years.
    Repayment of these loans and guarantees is backed by revenues from 
the export of crude oil and petroleum products formalized in an 
agreement signed by the United States, the Government of Mexico, and the 
Mexican government's oil company. In addition, as added protection in 
the unlikely event of default, the United States is requiring Mexico to 
maintain the value of the pesos it deposits with the United States in 
connection with the medium-term swaps. Therefore, should the rate of 
exchange of the peso against the U.S. dollar drop during the time the 
United States holds pesos, Mexico would be required to provide the 
United States with enough additional pesos to reflect the rate of 
exchange prevailing at the conclusion of the swap.
    I am enclosing a Fact Sheet prepared by the Department of the 
Treasury that provides greater details concerning the terms of the four 
agreements. I am also enclosing a summary of the economic policy actions 
that the Government of Mexico and the Central Bank have agreed to take 
as a condition of receiving assistance.
    The agreements we have signed with Mexico are part of a multilateral 
effort involving contributions from other countries and multilateral 
institutions. The Board of the International Monetary Fund has approved 
up to $17.8 billion in medium-term assistance for Mexico, subject to 
Mexico's meeting appropriate economic conditions. Of this amount, $7.8 
billion has already been disbursed, and additional conditional 
assistance will become available beginning in July of this year. In 
addition, the Bank for International Settlements is expected to provide 
$10 billion in short-term assistance.
    The current Mexican financial crisis is a liquidity crisis that has 
had a significant destabilizing effect on the exchange rate of the peso, 
with consequences for the overall exchange rate system. The spill-over 
effects of inaction in response to this crisis would be significant for 
other emerging market economies, particularly those in Latin America, as 
well as for the United States. Using the ESF to respond to this crisis 
is therefore plainly consistent with the purpose of 31 U.S.C. 5302(b): 
to give the United States the ability to take action consistent with its 
obligations in the International Monetary Fund to assure orderly 
exchange arrangements and a stable system of exchange rates.
    The Mexican peso crisis erupted with such suddenness and in such 
magnitude as to render the usual short-term approaches to a liquidity 
crisis inadequate to address the problem. To resolve problems arising 
from Mexico's short-term debt burden, longer term solutions are 
necessary in order to avoid further pressure on the exchange rate of the 
peso. These facts present unique and emergency circumstances, and it is 
therefore both appropriate and necessary to make the ESF available to 
extend credits and loans to Mexico in excess of 6 months.
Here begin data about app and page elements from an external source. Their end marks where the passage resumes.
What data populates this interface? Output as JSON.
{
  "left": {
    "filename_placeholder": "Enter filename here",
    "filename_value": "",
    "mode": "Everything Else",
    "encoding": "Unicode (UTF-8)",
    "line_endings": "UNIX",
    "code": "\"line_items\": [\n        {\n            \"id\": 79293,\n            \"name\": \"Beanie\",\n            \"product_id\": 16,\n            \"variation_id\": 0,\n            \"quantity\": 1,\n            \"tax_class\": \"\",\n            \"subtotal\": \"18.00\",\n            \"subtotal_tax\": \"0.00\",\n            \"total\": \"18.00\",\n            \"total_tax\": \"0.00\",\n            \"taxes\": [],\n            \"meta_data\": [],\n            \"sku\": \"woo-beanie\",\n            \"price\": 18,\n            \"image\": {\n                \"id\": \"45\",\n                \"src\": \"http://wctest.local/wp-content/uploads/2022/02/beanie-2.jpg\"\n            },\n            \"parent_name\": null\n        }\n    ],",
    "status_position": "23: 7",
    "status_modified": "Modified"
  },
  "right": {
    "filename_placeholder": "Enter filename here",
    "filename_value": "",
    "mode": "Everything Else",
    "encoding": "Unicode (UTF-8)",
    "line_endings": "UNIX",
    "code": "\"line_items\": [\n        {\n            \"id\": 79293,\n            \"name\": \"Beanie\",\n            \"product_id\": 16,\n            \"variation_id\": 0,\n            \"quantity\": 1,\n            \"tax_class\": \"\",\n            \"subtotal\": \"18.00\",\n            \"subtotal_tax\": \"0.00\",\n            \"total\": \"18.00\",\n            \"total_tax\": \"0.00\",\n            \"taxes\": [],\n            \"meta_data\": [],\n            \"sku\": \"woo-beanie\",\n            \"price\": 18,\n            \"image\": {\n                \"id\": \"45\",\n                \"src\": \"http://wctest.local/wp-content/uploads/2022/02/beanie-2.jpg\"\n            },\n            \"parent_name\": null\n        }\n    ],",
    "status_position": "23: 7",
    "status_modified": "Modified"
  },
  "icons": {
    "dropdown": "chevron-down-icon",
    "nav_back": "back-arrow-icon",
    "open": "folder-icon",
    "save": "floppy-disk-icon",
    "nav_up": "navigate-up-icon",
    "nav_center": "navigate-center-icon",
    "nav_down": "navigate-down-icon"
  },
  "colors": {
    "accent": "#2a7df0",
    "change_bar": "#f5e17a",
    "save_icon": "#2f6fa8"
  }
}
                                                      William J. Clinton

The White House,

March 9, 1995.